- Transparent plastic container with a lid.
- Several 9cm clear pots with drainage hole.
- Sharp knife.
- alcohol for disinfection.
- Rooting powder for leaf cuttings.
- Fine-grained, inorganic substrate.
The transparency of the growing pots makes it easier to control root formation. An extract from seaweed, which is available in specialist shops and online shops, has proven itself as a rooting powder.
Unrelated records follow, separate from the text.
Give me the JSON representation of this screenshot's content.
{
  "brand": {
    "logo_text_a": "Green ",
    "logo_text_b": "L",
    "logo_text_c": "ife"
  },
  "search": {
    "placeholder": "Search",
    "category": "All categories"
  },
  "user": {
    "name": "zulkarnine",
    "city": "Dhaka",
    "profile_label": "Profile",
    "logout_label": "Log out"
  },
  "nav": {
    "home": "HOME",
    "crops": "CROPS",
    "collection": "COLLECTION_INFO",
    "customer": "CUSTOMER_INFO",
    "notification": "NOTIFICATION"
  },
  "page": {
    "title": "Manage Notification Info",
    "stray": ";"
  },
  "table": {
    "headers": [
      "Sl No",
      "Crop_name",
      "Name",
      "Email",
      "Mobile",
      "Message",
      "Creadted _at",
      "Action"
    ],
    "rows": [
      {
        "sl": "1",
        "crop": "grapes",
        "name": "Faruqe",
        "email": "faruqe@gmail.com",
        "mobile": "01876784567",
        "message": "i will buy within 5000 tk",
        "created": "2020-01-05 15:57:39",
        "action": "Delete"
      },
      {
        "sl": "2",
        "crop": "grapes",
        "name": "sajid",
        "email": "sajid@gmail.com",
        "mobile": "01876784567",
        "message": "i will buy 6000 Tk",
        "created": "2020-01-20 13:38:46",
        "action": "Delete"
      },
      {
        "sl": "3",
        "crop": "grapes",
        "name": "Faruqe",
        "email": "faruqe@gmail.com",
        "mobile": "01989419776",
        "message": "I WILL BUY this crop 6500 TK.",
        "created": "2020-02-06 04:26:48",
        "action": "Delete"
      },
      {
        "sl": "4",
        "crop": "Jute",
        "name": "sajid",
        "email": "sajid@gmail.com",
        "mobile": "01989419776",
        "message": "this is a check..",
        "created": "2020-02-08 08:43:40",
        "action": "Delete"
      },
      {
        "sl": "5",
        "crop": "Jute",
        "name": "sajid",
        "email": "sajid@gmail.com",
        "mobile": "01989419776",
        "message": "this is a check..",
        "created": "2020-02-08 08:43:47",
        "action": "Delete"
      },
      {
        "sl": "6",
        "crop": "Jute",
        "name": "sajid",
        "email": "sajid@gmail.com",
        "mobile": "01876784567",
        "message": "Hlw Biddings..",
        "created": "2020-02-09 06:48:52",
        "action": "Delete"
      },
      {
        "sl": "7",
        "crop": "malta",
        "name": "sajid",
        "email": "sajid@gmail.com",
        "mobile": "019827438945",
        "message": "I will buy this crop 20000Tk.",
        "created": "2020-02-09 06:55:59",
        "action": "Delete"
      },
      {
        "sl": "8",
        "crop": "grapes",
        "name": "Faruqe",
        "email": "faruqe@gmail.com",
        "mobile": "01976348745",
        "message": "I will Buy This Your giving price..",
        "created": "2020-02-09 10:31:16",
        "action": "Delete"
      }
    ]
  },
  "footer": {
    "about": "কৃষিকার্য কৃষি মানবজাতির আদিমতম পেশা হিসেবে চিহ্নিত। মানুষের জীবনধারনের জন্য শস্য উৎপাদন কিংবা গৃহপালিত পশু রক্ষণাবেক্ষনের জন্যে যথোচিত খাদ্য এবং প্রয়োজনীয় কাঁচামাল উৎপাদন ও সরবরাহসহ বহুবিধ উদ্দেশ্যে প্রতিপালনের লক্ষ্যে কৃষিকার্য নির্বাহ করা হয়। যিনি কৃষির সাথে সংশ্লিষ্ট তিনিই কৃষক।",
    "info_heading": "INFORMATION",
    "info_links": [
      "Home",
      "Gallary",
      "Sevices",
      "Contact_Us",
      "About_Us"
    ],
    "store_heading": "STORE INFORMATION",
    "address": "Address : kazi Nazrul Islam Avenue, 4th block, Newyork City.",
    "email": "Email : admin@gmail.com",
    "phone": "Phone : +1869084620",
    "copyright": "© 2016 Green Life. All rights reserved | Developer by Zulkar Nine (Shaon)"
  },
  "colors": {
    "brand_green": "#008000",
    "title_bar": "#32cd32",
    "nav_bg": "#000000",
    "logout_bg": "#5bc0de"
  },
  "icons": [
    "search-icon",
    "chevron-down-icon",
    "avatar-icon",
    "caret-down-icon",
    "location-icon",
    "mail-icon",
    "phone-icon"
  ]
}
If the material is ready, the experienced gardener proceeds as follows:
- Pick a healthy leaf.
- Cut off with the disinfected knife in the early morning.
- Cut occurs just above a branch.
- Do not crush tissue with the knife.
- The ideal length of the cutting is 10 cm to 20 cm.
- Remove a maximum of one third of the leaf of the mother plant.
- Dip the cuttings in the rooting powder.
- Stick in the pot with the inorganic substrate.
- Place the pot in the plastic container and close the lid.
- The tip of the leaf must not touch the lid.
- Place the container in a semi-shady spot at 25° Celsius.
- Air the lid from time to time and mist the cuttings with water.
Leaves that are 1 to 3 months old have the best conditions to be used as leaf cuttings. If they are older, there is a risk that they are already preparing to retreat into the tuber. Pumice and perlite are best suited as substrates. Containers and cuttings are inspected daily for water requirements and root development. After about 3 months, the first tender roots should appear and the formation of the small tuber should begin. If the first leaves turn yellow, this is no reason to panic, as this is an indication that the young tuber is entering its first dormant period.
diseases and pests
In principle, sterility is the top priority for all work involving the Titan Arum, as the flower is extremely susceptible to nematode rot, especially during the dormant phase. The rot is usually caused by soil that is too moist and temperatures that are too low, which make it easy for fungi, nematodes and bacteria to attack the tuber. If the damage is recognized in time, a rescue attempt can be started:
- Cut out rotten areas down to the healthy tissue.
- Dust the remaining tuber generously with charcoal powder.
- Store in a dry place in the air for a few days.
- Then replant in moderately moist soil.
- Cultivate drier than before, but don’t let it dry out.
If nematodes were the cause of the rot, the titan arum must be kept in quarantine immediately so that the infection cannot spread. Effective nematocides for private use have not yet been approved, so gardeners can only hope that the rescue attempt was successful.
Among the pests, it is primarily the root aphids that can attack a titan arum. If the tuber is kept a little drier during the dormant period than when it is growing, the pests feel particularly comfortable. Therefore, every repot should be used to thoroughly inspect the tuber for root aphids. Experienced experts advise against the use of chemical pesticides because Titan Arum can react very sensitively to them. It makes more sense to use predatory mites, the natural predators of root aphids. Predatory mites can be purchased in specialist shops. They are applied above and below ground on the Titan Arum and immediately attack the pests without causing any damage to the plant.
Ever since the titanic arum was discovered in Sumatra in 1878, it has stirred the minds of gardeners all over the world. Its spectacular appearance, rare flowering and unusual tactics of pollination by spreading an unbearable stench make the world’s largest flower a real celebrity. Cultivating them presents the hobby gardener with unexpected challenges. However, those who manage to animate the Amorphophallus titanum to flower will secure a place in the botanical history books.